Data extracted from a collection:
[Start of section]

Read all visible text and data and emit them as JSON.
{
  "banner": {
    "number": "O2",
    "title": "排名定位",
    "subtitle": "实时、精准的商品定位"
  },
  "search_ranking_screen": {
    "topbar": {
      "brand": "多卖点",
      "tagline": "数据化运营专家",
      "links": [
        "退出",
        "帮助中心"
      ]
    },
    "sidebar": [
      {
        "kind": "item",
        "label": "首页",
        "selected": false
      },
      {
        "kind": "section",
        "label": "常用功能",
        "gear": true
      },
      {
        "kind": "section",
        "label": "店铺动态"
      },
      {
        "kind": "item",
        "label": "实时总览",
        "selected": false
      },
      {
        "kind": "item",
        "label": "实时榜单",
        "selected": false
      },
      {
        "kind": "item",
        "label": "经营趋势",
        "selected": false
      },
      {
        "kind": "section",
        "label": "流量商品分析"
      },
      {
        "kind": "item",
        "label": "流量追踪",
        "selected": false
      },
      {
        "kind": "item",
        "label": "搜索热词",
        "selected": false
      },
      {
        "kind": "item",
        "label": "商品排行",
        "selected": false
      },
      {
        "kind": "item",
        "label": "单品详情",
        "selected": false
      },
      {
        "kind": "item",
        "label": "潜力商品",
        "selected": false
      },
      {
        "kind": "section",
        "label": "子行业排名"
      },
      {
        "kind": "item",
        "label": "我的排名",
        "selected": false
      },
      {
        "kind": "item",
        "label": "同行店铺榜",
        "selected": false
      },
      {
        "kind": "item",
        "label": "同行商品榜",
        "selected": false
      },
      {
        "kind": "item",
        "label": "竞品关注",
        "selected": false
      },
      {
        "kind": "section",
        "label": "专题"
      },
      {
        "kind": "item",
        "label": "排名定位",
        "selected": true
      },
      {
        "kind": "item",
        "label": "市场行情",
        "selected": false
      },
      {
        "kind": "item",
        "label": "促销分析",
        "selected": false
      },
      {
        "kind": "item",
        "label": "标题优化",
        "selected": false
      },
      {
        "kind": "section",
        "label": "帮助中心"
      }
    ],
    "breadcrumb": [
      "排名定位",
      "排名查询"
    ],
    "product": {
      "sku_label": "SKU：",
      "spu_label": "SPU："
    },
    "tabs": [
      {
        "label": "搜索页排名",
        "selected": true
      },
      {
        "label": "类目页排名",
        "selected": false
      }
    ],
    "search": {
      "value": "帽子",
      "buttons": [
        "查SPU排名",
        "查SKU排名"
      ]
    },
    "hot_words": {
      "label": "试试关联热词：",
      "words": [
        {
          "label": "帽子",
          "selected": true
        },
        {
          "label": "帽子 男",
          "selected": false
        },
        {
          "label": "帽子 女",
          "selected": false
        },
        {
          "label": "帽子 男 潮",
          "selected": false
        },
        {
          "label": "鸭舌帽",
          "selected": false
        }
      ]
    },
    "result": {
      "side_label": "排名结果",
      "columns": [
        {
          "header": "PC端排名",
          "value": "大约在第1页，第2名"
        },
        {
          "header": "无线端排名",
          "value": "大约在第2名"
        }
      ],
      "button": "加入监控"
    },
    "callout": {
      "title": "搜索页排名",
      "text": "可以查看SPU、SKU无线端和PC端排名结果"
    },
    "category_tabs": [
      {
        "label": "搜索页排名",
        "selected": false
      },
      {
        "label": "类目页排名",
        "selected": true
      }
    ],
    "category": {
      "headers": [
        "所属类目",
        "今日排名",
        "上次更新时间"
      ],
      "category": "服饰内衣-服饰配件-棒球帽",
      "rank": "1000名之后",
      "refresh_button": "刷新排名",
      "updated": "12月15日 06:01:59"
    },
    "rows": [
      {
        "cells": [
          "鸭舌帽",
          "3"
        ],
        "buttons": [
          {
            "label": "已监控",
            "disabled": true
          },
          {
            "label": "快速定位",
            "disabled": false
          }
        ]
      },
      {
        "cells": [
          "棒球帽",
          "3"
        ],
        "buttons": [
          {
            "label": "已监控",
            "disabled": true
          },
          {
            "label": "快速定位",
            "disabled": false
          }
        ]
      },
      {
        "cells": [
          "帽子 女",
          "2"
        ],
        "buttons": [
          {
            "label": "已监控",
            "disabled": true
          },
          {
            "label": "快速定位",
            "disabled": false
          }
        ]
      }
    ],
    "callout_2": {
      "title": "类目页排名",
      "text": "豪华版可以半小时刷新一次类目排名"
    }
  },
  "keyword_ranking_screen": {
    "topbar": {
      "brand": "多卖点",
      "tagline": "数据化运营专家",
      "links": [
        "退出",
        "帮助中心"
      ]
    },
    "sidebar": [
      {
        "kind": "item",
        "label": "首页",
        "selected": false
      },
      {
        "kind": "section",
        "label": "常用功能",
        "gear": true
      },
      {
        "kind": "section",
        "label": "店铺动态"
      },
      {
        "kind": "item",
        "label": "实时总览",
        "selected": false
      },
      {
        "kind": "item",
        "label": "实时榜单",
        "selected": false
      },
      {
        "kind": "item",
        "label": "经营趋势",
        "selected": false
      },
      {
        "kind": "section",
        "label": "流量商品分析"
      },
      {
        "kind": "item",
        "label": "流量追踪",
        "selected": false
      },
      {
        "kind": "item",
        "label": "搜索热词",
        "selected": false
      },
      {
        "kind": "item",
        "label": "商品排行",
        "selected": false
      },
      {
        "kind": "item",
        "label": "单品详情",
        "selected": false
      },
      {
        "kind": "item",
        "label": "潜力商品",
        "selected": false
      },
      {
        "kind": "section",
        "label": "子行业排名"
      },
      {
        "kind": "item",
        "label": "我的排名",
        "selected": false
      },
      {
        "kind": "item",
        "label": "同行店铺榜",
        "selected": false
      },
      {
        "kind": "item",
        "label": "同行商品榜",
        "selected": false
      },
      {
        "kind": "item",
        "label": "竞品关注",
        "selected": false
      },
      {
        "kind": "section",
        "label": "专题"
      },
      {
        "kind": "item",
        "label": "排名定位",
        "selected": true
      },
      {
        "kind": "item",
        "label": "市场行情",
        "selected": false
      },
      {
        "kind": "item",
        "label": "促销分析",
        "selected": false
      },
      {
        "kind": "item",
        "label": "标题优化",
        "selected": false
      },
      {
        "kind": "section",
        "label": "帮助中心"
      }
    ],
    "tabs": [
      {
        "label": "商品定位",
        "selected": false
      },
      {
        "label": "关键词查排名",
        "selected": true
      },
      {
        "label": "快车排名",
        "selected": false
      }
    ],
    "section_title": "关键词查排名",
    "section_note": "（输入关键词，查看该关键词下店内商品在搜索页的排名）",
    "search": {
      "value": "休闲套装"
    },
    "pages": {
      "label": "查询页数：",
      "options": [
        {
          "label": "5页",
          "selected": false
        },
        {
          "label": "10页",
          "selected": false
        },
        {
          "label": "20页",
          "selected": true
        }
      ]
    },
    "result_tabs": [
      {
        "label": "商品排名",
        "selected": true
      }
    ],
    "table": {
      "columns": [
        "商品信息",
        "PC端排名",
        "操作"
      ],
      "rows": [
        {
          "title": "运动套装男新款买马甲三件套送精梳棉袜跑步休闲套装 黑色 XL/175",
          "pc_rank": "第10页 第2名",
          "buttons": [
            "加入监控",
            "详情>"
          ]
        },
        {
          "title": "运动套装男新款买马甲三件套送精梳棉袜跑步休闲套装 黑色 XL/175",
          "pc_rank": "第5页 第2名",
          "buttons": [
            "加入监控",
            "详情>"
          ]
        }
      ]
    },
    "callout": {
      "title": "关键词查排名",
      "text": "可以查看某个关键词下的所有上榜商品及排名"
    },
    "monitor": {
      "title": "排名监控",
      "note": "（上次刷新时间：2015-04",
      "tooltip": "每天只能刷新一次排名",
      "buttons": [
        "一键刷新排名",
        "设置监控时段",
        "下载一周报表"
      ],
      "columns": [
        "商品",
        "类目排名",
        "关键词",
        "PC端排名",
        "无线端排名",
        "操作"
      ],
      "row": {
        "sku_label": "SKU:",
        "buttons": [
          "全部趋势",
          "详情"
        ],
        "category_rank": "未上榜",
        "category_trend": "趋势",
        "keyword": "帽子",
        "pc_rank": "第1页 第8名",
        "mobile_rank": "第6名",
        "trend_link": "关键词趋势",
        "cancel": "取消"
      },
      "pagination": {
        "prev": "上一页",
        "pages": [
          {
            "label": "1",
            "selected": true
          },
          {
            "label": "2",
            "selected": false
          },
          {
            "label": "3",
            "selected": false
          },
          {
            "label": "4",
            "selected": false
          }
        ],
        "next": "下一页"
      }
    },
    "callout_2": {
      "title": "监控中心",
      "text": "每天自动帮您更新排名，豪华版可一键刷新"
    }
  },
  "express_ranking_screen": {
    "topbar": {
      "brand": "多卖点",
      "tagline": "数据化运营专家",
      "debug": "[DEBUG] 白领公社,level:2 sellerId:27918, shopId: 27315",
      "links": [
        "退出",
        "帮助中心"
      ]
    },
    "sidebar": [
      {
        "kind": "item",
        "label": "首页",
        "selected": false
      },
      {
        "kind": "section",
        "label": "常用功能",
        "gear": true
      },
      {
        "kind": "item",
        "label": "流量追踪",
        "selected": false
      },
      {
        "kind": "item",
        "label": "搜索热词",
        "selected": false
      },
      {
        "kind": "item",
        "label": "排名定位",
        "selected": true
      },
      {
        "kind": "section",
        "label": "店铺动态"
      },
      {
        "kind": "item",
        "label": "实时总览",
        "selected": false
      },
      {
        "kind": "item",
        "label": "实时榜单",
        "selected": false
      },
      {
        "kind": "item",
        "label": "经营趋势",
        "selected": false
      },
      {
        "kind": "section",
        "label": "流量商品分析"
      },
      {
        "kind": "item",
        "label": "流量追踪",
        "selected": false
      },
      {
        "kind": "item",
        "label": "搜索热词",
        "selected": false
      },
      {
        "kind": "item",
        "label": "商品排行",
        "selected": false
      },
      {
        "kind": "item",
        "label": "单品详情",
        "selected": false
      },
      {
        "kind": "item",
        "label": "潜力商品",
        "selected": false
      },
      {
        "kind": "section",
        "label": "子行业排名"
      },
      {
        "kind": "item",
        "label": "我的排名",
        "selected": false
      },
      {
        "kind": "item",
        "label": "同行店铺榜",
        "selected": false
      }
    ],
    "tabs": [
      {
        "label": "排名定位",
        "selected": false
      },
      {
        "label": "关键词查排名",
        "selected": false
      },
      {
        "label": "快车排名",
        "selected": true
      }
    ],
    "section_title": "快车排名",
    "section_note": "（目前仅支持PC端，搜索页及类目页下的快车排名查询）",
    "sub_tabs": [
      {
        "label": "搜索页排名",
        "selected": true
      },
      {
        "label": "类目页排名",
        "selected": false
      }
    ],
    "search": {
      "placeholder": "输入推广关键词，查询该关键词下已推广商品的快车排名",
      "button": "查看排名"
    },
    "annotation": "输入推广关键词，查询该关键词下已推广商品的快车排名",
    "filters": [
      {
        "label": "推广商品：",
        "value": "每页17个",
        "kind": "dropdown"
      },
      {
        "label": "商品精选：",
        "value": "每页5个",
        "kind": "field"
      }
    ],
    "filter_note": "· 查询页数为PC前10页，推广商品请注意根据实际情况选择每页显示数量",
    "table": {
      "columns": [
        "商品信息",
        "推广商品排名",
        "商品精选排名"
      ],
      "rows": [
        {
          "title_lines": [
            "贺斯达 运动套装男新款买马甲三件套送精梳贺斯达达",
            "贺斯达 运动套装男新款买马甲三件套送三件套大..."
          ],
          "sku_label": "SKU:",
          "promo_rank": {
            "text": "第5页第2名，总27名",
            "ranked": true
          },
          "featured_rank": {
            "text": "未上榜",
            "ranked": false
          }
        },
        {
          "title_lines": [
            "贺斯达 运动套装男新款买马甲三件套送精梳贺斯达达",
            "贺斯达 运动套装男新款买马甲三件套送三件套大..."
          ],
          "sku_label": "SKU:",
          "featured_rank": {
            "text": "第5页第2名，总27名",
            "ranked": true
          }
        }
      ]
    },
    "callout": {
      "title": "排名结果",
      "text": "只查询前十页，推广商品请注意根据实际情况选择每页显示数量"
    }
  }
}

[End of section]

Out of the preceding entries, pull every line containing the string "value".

Response for this exercise:
      "value": "帽子",
          "value": "大约在第1页，第2名"
          "value": "大约在第2名"
      "value": "休闲套装"
        "value": "每页17个",
        "value": "每页5个",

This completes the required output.